Data listing —
━━━━━━━━

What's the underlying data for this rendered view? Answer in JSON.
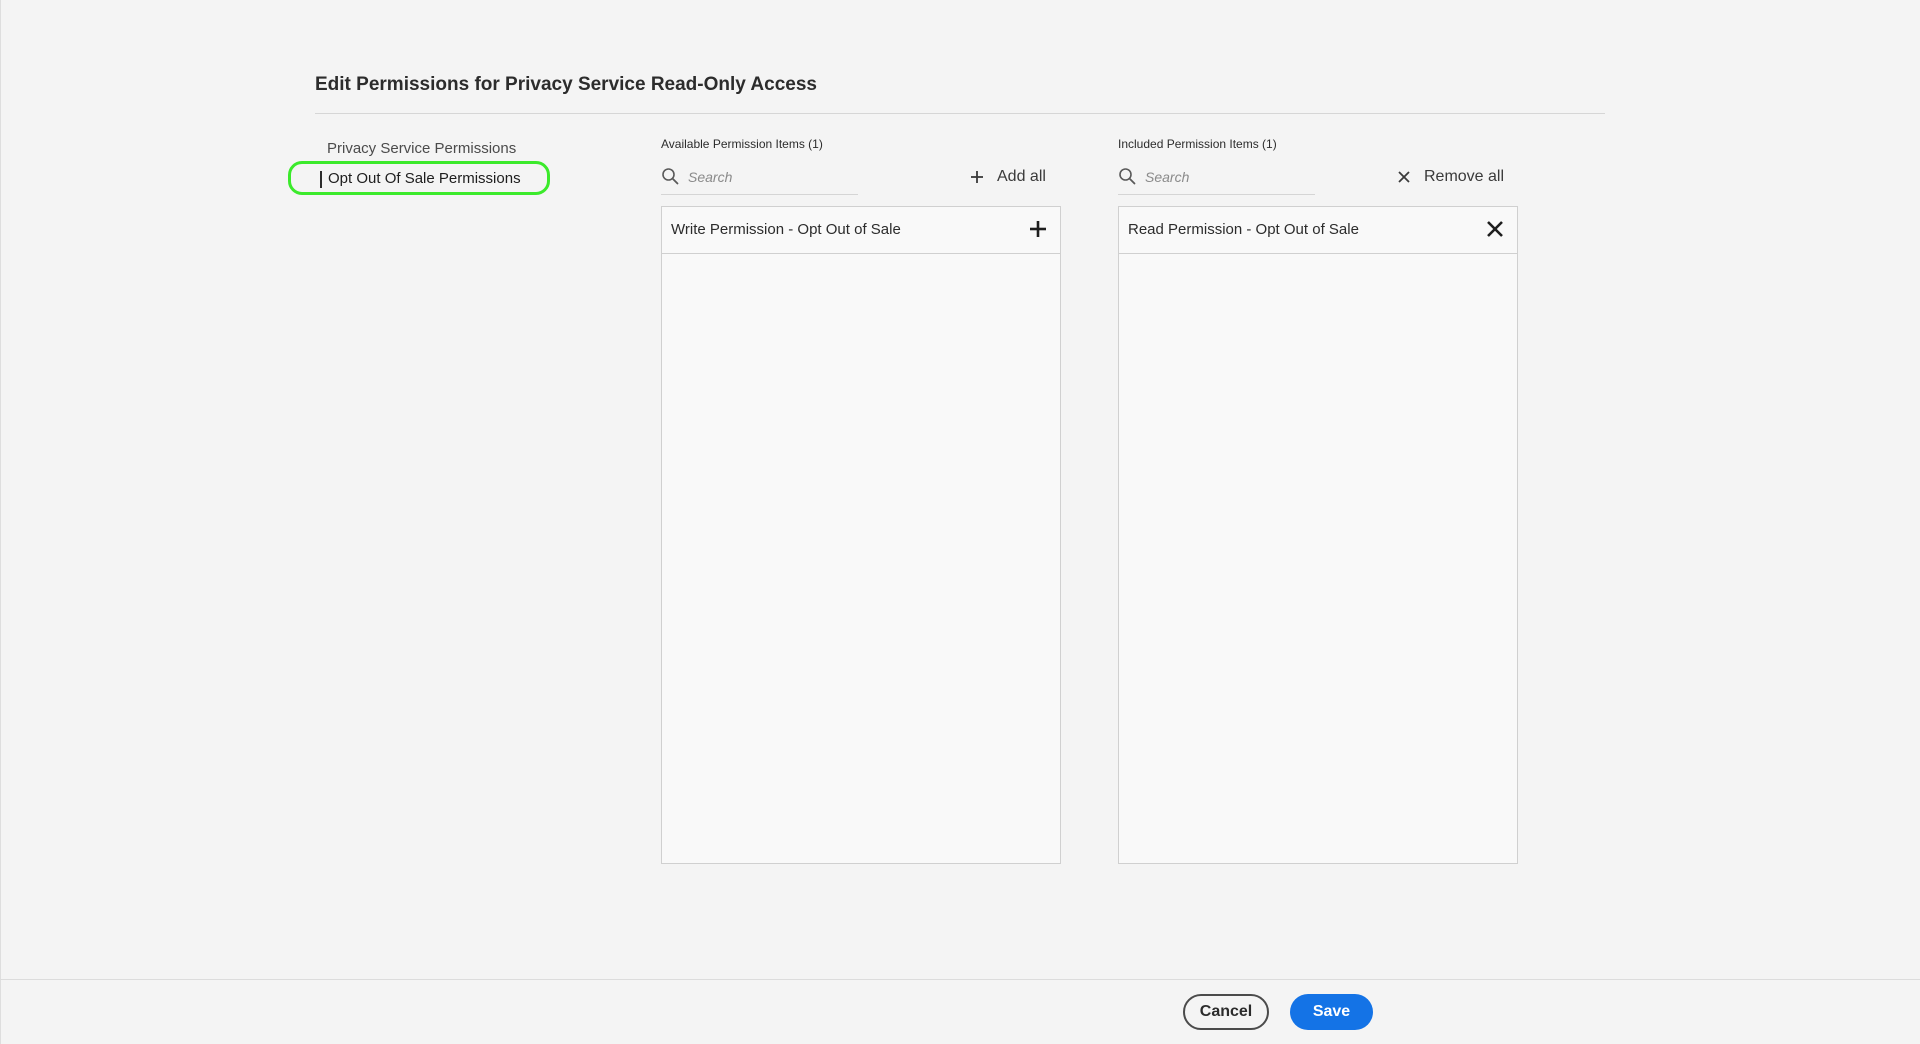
{
  "dialog": {
    "title": "Edit Permissions for Privacy Service Read-Only Access"
  },
  "categories": {
    "heading": "Privacy Service Permissions",
    "items": [
      {
        "label": "Opt Out Of Sale Permissions",
        "selected": true
      }
    ],
    "highlight_color": "#3bea2b"
  },
  "available": {
    "label": "Available Permission Items (1)",
    "search_placeholder": "Search",
    "search_value": "",
    "bulk_action_label": "Add all",
    "items": [
      {
        "label": "Write Permission - Opt Out of Sale",
        "action_icon": "plus-icon"
      }
    ]
  },
  "included": {
    "label": "Included Permission Items (1)",
    "search_placeholder": "Search",
    "search_value": "",
    "bulk_action_label": "Remove all",
    "items": [
      {
        "label": "Read Permission - Opt Out of Sale",
        "action_icon": "close-icon"
      }
    ]
  },
  "footer": {
    "cancel_label": "Cancel",
    "save_label": "Save",
    "primary_color": "#1473e6"
  }
}
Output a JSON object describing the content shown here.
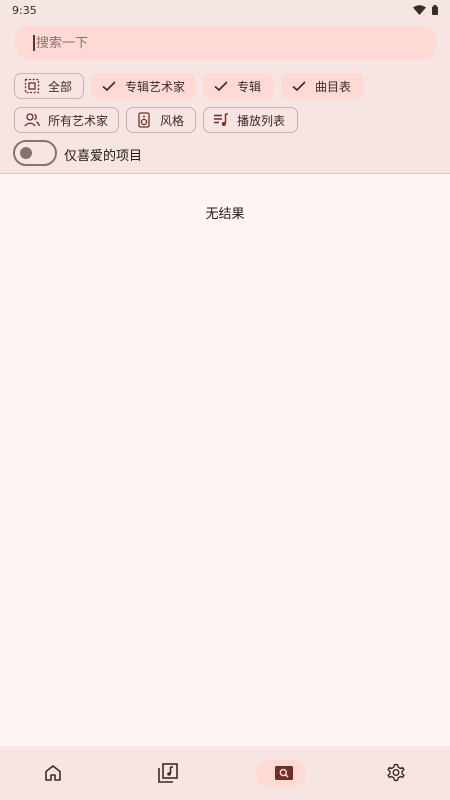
{
  "status_bar": {
    "time": "9:35"
  },
  "search": {
    "placeholder": "搜索一下",
    "value": ""
  },
  "filters": {
    "all": "全部",
    "album_artists": "专辑艺术家",
    "albums": "专辑",
    "tracks": "曲目表",
    "all_artists": "所有艺术家",
    "genres": "风格",
    "playlists": "播放列表"
  },
  "favorites_only": {
    "label": "仅喜爱的项目",
    "checked": false
  },
  "results": {
    "empty_text": "无结果"
  },
  "nav": {
    "items": [
      {
        "name": "home",
        "icon": "home-icon",
        "active": false
      },
      {
        "name": "library",
        "icon": "music-library-icon",
        "active": false
      },
      {
        "name": "search",
        "icon": "search-icon",
        "active": true
      },
      {
        "name": "settings",
        "icon": "gear-icon",
        "active": false
      }
    ]
  },
  "colors": {
    "background": "#fff5f3",
    "surface": "#f6e5e2",
    "accent_container": "#ffd9d3",
    "icon": "#6d2f28"
  }
}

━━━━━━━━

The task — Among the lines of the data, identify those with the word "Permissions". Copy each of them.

Written response —
    "title": "Edit Permissions for Privacy Service Read-Only Access"
    "heading": "Privacy Service Permissions",
        "label": "Opt Out Of Sale Permissions",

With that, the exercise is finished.